Protecting resources Featured

10:26am EDT February 24, 2005
Six years ago, when Hugh Pace -- the recently-retired president of The Goodyear Tire & Rubber Company's Asia Region -- had his annual physical at a local hospital, he had an initial evaluation with one doctor, a follow-up with another doctor and a final meeting with a third doctor.

He knew it was important to stay informed about his health, but he felt that seeing three doctors for a physical was "too much change."

Goodyear's corporate health director told Pace the company provided alternatives for an annual physical, and he discovered the Executive Health Management Program offered by Summa's Center for Corporate Health at St. Thomas Hospital. He first tried it in 2000 and has returned several times.

"I found the St. Thomas program to be more desirable, more efficient and more personalized," Pace says. "There are less people going through it on any given day. ... I just had a physical a couple of months ago, and I generally see the same (staff members) every visit."

Sharon Fortunato, director of the Center for Corporate Health, and Dr. William E. Moats, medical director of executive testing, say many of their patients learn about the program through direct marketing or word of mouth from pleased patients.

"(CEOs) may be more prone to stress-related medical conditions just because of the fact that their jobs are so stressful," Fortunato says. " ... One of the reasons why companies (offer an executive physical) is they invest a lot of money in their CEO. They want to make sure that they protect the health and well-being of their top executive. ... It also sends the message to the top executives that the company cares."

What makes an executive physical program different from a physical given by a family physician? Fortunato says the executive physical can take three or four hours, and the patient is given personalized treatment.

"You don't have somebody waiting in the next room for the doctor. This is time that has been set aside just for that executive. ... It's not the same as when you're sitting in the room and you've got that little gown on," Fortunato says. "You're in (Moats') office, and you're just having a nice conversation while you go through all of this (family, medical and social) history."

The majority of Moats' patients are Akron executives, and one Akron-based company scheduled executive physicals for several of its top execs when they were in town for a semi-annual meeting.

"I've been doing physicals on their key executives here," Moats says. "And they asked us, 'Would you be willing to double up, because we're going to have five or six of them come in town for meetings in a couple of days,' and I said, 'Sure.'"

Standard medical practice suggests that an executive physical should be performed every three years if the exec is under 40; every two years between the ages of 40 and 50; and annually over the age of 50, Fortunato says. The Center for Corporate Health sees about 75 to 100 patients for executive physicals each year. Depending on family history and age, certain tests will be recommended and scheduled, and many can be done at St. Thomas.

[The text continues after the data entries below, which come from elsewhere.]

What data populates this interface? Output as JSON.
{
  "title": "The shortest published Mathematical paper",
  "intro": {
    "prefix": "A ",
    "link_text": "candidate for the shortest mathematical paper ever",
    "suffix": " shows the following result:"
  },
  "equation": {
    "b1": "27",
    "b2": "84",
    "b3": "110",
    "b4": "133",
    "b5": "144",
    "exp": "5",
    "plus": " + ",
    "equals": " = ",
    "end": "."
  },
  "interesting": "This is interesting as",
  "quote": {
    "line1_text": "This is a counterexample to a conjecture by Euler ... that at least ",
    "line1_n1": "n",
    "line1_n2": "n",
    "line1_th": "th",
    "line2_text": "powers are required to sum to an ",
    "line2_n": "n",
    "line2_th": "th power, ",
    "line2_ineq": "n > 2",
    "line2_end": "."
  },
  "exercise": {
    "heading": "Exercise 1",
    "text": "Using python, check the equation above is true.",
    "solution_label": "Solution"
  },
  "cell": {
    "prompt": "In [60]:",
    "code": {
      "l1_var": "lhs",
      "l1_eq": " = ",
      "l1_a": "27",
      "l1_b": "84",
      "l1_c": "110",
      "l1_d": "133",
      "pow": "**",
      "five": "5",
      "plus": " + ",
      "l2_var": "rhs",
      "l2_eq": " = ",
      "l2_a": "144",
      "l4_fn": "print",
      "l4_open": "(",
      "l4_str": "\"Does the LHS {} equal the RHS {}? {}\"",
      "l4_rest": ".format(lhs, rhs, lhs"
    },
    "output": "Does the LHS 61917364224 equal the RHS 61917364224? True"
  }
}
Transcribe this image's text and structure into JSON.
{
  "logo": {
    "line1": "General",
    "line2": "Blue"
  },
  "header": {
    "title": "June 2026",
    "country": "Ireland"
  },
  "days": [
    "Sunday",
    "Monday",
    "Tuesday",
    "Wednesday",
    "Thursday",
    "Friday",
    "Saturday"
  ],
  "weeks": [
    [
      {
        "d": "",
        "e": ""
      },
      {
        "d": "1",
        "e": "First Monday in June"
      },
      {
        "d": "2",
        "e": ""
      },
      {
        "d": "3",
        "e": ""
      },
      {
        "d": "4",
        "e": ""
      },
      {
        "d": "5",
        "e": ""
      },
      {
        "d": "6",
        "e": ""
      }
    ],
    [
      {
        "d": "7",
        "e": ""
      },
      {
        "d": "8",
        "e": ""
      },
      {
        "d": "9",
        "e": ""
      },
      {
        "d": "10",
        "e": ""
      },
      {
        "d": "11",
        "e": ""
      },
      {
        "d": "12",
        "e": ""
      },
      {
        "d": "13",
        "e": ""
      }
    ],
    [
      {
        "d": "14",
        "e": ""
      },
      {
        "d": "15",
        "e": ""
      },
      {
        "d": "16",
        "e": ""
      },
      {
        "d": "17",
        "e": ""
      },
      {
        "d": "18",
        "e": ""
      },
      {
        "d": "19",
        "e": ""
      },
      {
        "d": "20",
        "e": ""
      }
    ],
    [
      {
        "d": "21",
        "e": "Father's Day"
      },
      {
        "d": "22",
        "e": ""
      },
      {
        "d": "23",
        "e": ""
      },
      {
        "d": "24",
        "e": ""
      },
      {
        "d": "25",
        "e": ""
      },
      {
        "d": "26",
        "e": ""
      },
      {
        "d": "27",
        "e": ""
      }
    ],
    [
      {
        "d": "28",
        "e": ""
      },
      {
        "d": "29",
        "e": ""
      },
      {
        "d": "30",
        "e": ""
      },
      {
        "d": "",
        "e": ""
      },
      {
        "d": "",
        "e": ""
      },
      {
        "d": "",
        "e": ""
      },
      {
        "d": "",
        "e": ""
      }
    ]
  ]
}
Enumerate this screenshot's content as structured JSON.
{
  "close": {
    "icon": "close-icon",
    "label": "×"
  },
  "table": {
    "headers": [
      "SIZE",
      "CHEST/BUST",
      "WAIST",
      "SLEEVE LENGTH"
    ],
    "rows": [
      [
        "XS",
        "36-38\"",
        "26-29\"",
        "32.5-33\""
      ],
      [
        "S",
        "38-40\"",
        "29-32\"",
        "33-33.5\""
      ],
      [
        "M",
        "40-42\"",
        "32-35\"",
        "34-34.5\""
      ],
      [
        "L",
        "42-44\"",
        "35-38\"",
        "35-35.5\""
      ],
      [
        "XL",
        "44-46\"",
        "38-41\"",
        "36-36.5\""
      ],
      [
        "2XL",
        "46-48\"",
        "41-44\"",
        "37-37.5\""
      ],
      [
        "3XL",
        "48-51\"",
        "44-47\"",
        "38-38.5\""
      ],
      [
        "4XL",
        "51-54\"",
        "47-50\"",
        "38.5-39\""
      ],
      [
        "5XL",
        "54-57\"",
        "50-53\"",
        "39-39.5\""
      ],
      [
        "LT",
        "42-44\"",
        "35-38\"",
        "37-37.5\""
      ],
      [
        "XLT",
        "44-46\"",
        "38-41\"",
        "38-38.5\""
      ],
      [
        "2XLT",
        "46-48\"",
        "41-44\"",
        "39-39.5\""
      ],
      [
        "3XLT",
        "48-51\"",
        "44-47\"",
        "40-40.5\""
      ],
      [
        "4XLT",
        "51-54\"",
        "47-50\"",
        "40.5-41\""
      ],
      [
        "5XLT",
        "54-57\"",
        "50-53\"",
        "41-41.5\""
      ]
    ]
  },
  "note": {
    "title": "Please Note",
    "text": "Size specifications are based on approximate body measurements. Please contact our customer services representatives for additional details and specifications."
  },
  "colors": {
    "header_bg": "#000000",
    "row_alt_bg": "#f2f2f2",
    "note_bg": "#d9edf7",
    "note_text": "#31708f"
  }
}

When executive patients return for a review of the findings, they receive a typed report and discuss each section with the doctor. A registered dietician can be consulted to make exercise or nutrition recommendations.

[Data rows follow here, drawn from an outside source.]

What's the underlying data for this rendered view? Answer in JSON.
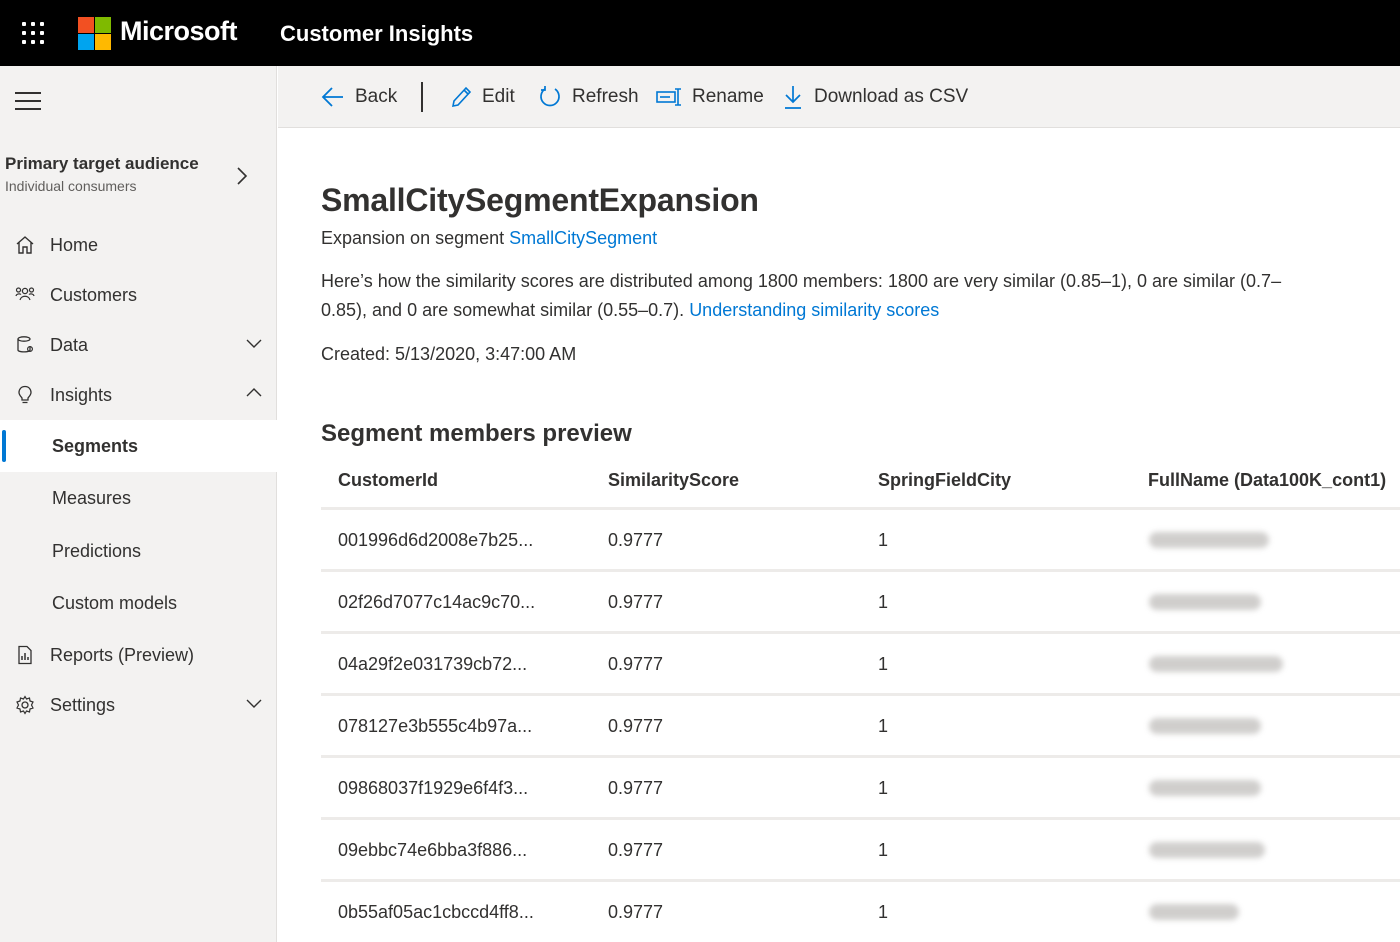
{
  "topbar": {
    "brand": "Microsoft",
    "app_title": "Customer Insights",
    "logo_colors": [
      "#f25022",
      "#7fba00",
      "#00a4ef",
      "#ffb900"
    ]
  },
  "sidebar": {
    "audience_title": "Primary target audience",
    "audience_subtitle": "Individual consumers",
    "items": [
      {
        "label": "Home",
        "icon": "home-icon"
      },
      {
        "label": "Customers",
        "icon": "people-icon"
      },
      {
        "label": "Data",
        "icon": "database-icon",
        "caret": "down"
      },
      {
        "label": "Insights",
        "icon": "lightbulb-icon",
        "caret": "up"
      },
      {
        "label": "Reports (Preview)",
        "icon": "report-icon"
      },
      {
        "label": "Settings",
        "icon": "gear-icon",
        "caret": "down"
      }
    ],
    "sub_items": [
      {
        "label": "Segments",
        "active": true
      },
      {
        "label": "Measures"
      },
      {
        "label": "Predictions"
      },
      {
        "label": "Custom models"
      }
    ]
  },
  "toolbar": {
    "back": "Back",
    "edit": "Edit",
    "refresh": "Refresh",
    "rename": "Rename",
    "download": "Download as CSV"
  },
  "page": {
    "title": "SmallCitySegmentExpansion",
    "expansion_prefix": "Expansion on segment ",
    "expansion_link": "SmallCitySegment",
    "description": "Here’s how the similarity scores are distributed among 1800 members: 1800 are very similar (0.85–1), 0 are similar (0.7–0.85), and 0 are somewhat similar (0.55–0.7). ",
    "description_link": "Understanding similarity scores",
    "created": "Created: 5/13/2020, 3:47:00 AM",
    "section_title": "Segment members preview"
  },
  "table": {
    "columns": [
      "CustomerId",
      "SimilarityScore",
      "SpringFieldCity",
      "FullName (Data100K_cont1)"
    ],
    "rows": [
      {
        "id": "001996d6d2008e7b25...",
        "score": "0.9777",
        "city": "1"
      },
      {
        "id": "02f26d7077c14ac9c70...",
        "score": "0.9777",
        "city": "1"
      },
      {
        "id": "04a29f2e031739cb72...",
        "score": "0.9777",
        "city": "1"
      },
      {
        "id": "078127e3b555c4b97a...",
        "score": "0.9777",
        "city": "1"
      },
      {
        "id": "09868037f1929e6f4f3...",
        "score": "0.9777",
        "city": "1"
      },
      {
        "id": "09ebbc74e6bba3f886...",
        "score": "0.9777",
        "city": "1"
      },
      {
        "id": "0b55af05ac1cbccd4ff8...",
        "score": "0.9777",
        "city": "1"
      }
    ]
  }
}
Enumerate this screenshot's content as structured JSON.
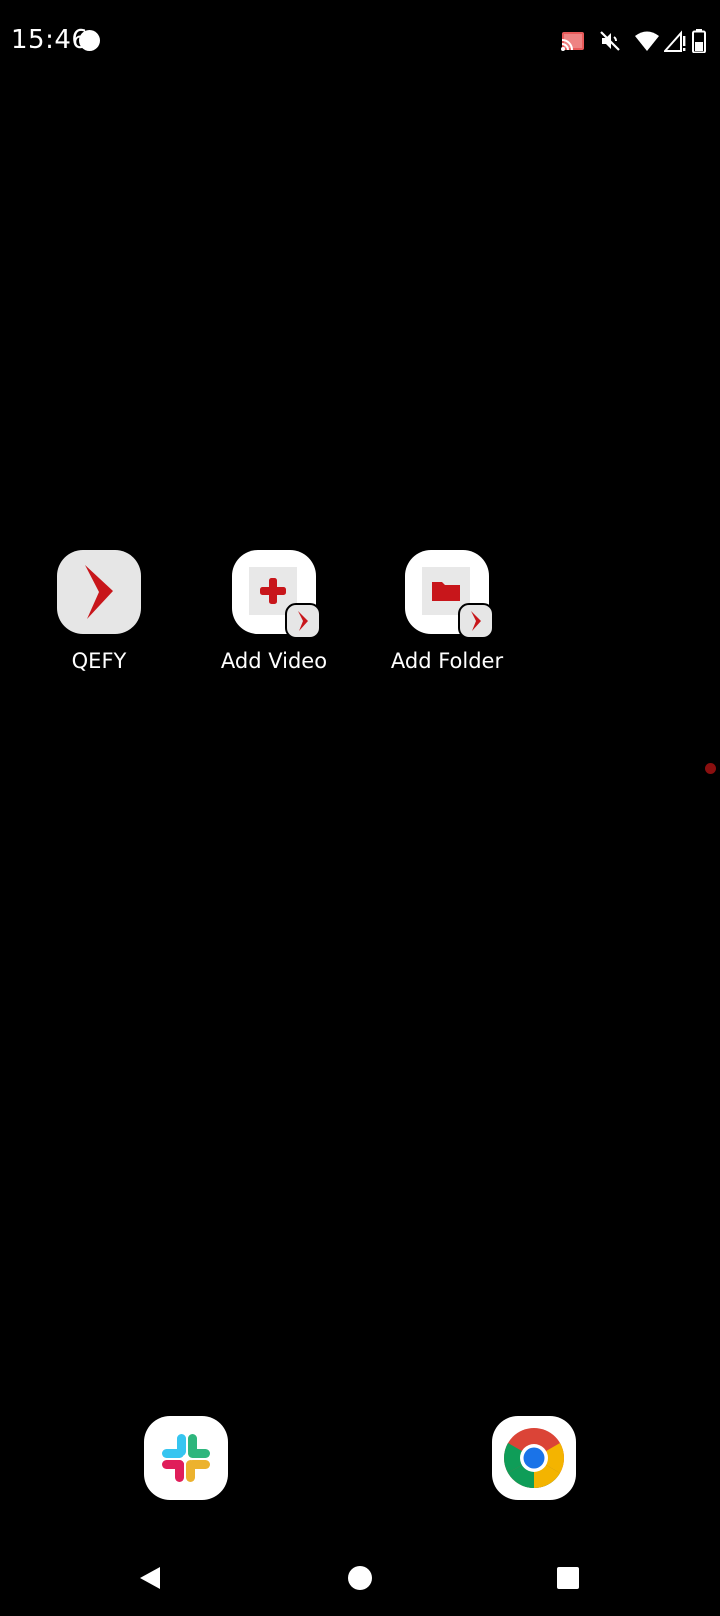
{
  "status_bar": {
    "time": "15:46",
    "icons": [
      "notification-dot-icon",
      "cast-icon",
      "vibrate-mute-icon",
      "wifi-icon",
      "signal-no-sim-icon",
      "battery-icon"
    ]
  },
  "shortcuts": [
    {
      "label": "QEFY",
      "icon": "qefy-app-icon"
    },
    {
      "label": "Add Video",
      "icon": "add-video-shortcut-icon"
    },
    {
      "label": "Add Folder",
      "icon": "add-folder-shortcut-icon"
    }
  ],
  "dock": {
    "apps": [
      {
        "icon": "slack-icon"
      },
      {
        "icon": "chrome-icon"
      }
    ]
  },
  "nav_bar": {
    "buttons": [
      "back-icon",
      "home-icon",
      "recents-icon"
    ]
  },
  "colors": {
    "background": "#000000",
    "qefy_red": "#c8161b",
    "tile_gray": "#e6e6e6"
  }
}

"'Comprehensive' seems like such a simple word, but when you think about it, that's exactly what it is," Fortunato says.

HOW TO REACH:

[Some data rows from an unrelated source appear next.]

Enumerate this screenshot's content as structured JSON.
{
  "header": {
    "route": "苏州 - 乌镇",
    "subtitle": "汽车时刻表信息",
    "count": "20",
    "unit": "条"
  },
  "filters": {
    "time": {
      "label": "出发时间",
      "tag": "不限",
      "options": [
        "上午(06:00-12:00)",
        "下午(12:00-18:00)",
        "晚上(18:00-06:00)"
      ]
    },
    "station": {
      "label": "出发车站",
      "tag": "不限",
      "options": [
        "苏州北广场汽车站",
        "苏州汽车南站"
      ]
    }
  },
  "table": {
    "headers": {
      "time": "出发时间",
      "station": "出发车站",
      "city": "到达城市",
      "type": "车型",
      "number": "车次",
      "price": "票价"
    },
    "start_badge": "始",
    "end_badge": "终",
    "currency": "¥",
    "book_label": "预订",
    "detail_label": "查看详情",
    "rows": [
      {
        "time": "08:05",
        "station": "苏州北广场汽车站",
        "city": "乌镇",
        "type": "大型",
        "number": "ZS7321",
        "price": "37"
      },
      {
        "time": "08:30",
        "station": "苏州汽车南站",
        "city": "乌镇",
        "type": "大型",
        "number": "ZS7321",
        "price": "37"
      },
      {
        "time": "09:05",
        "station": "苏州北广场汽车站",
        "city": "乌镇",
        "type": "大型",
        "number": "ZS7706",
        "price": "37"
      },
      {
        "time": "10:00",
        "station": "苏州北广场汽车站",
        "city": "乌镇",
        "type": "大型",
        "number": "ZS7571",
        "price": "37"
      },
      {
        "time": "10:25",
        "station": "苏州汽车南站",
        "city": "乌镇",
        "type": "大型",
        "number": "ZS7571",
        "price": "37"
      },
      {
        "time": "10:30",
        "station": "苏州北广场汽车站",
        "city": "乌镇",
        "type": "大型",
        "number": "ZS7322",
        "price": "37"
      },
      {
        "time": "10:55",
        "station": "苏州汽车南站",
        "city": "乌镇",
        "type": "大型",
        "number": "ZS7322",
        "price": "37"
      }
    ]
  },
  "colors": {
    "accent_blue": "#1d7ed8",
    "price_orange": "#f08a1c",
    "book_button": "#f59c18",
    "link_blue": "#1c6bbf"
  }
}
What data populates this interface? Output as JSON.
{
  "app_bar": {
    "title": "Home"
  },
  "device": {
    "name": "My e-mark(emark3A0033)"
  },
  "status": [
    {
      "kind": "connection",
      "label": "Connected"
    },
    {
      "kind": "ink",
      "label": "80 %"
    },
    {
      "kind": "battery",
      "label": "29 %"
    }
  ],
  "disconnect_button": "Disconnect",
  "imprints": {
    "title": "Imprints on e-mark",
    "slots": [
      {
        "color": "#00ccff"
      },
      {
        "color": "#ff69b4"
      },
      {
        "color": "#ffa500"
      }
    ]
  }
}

Summa's Center for Corporate Health, (330) 379-5959 or www.summahealth.org/common/templates/contentindex.asp?ID=2989